### WORK TO BE COMPLETED
Filter by the string "услуги": return the lines of the material that contain it.

___ RECORDS FOR THE TASK

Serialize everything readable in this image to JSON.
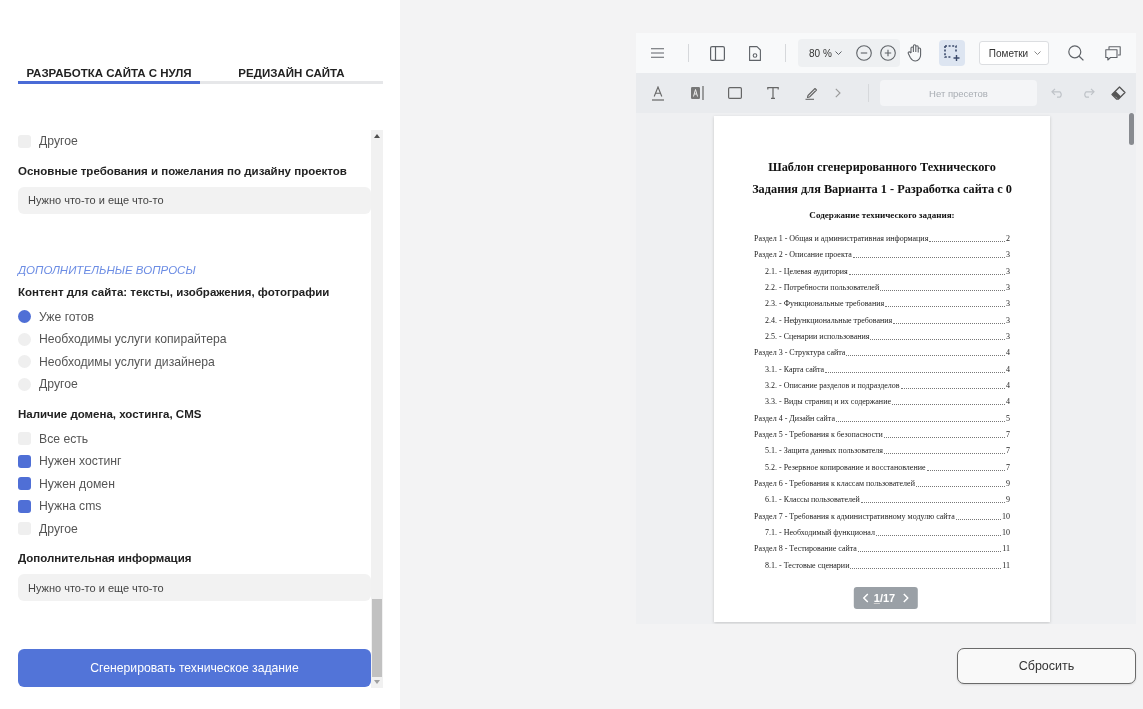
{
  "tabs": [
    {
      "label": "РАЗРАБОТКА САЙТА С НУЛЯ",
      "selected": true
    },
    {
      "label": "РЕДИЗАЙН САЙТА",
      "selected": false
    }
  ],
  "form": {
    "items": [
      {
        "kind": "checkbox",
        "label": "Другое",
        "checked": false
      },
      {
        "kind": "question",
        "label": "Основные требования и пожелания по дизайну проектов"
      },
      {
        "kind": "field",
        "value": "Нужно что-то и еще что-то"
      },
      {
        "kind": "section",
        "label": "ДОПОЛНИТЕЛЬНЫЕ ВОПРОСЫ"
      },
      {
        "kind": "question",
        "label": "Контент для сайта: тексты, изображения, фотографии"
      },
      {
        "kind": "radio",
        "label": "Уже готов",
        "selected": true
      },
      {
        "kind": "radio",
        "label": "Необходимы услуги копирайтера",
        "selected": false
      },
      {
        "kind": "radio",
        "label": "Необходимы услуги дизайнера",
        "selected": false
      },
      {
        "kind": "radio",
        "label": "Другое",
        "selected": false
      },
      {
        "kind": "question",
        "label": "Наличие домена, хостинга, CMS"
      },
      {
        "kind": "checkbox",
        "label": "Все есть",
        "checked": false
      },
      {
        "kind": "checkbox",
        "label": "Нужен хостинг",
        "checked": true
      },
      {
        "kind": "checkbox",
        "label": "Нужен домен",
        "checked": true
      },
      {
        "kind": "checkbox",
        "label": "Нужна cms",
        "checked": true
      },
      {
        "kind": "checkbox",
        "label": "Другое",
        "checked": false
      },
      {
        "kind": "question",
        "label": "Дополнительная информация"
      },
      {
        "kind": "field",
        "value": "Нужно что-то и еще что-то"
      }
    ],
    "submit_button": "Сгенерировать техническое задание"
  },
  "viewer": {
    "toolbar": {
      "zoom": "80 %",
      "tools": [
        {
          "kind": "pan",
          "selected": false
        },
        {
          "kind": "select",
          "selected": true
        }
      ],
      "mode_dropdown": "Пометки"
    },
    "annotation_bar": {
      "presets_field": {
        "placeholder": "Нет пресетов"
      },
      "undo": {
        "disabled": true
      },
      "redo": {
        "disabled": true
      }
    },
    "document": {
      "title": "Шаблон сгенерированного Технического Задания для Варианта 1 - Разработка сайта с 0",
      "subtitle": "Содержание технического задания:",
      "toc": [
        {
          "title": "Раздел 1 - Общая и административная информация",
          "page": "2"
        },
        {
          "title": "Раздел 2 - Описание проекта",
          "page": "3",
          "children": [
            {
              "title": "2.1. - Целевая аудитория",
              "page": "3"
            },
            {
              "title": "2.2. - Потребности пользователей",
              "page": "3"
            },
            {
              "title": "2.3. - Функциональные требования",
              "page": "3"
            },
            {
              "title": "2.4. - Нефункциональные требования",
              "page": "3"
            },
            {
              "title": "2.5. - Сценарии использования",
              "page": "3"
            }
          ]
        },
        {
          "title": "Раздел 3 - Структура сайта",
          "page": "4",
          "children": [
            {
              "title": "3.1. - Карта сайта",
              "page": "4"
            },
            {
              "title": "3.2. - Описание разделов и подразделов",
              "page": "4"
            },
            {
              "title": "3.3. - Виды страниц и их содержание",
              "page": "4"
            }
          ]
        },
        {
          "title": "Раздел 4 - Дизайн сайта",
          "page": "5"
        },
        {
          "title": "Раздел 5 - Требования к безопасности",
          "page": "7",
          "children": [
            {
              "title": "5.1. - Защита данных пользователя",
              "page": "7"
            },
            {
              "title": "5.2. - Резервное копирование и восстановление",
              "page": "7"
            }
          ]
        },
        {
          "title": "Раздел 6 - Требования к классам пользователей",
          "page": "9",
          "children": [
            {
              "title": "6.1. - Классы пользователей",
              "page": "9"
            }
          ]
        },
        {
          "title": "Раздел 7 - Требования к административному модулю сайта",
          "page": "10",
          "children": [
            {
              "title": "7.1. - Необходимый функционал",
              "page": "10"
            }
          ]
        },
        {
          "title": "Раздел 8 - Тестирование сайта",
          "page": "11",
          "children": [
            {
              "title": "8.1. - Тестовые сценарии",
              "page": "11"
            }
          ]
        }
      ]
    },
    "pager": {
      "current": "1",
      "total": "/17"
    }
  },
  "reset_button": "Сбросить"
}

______
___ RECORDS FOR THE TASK

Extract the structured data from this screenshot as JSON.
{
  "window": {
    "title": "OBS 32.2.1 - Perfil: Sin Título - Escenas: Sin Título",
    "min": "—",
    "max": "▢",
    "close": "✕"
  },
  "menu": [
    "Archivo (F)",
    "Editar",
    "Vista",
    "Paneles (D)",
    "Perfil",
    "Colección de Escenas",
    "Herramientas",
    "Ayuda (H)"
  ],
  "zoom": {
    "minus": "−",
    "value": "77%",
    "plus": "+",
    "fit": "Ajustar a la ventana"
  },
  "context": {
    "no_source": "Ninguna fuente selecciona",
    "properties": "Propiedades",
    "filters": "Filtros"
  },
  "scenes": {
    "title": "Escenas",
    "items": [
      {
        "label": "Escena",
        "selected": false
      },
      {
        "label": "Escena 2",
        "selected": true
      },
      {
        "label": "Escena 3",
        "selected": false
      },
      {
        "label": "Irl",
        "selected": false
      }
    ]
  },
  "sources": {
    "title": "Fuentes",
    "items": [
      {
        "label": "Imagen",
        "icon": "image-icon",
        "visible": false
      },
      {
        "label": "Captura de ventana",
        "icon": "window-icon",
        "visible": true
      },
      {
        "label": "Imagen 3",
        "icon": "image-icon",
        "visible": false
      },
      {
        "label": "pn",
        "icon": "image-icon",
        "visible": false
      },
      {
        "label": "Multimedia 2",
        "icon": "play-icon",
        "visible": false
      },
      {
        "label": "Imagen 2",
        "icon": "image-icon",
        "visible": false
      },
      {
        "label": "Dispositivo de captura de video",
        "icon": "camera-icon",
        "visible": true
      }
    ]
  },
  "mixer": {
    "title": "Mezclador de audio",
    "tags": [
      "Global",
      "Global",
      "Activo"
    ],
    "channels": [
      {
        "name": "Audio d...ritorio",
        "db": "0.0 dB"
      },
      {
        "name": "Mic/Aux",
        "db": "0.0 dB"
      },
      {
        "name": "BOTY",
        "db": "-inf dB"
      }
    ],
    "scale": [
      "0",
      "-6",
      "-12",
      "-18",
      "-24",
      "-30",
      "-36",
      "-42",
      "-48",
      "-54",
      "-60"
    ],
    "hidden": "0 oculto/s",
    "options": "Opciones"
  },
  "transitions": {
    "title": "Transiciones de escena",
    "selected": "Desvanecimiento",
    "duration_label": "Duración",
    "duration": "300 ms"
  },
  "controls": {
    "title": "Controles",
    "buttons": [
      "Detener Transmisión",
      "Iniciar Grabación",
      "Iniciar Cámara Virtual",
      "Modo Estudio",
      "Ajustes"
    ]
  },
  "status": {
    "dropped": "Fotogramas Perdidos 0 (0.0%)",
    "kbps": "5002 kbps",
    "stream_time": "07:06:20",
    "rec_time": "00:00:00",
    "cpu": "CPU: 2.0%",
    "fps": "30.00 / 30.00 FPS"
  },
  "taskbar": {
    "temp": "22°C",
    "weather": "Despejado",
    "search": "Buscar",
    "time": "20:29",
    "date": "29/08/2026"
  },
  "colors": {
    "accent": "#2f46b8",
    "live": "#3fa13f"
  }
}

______

### SOLUTION FOR THIS EXERCISE
        "label": "Необходимы услуги копирайтера",
        "label": "Необходимы услуги дизайнера",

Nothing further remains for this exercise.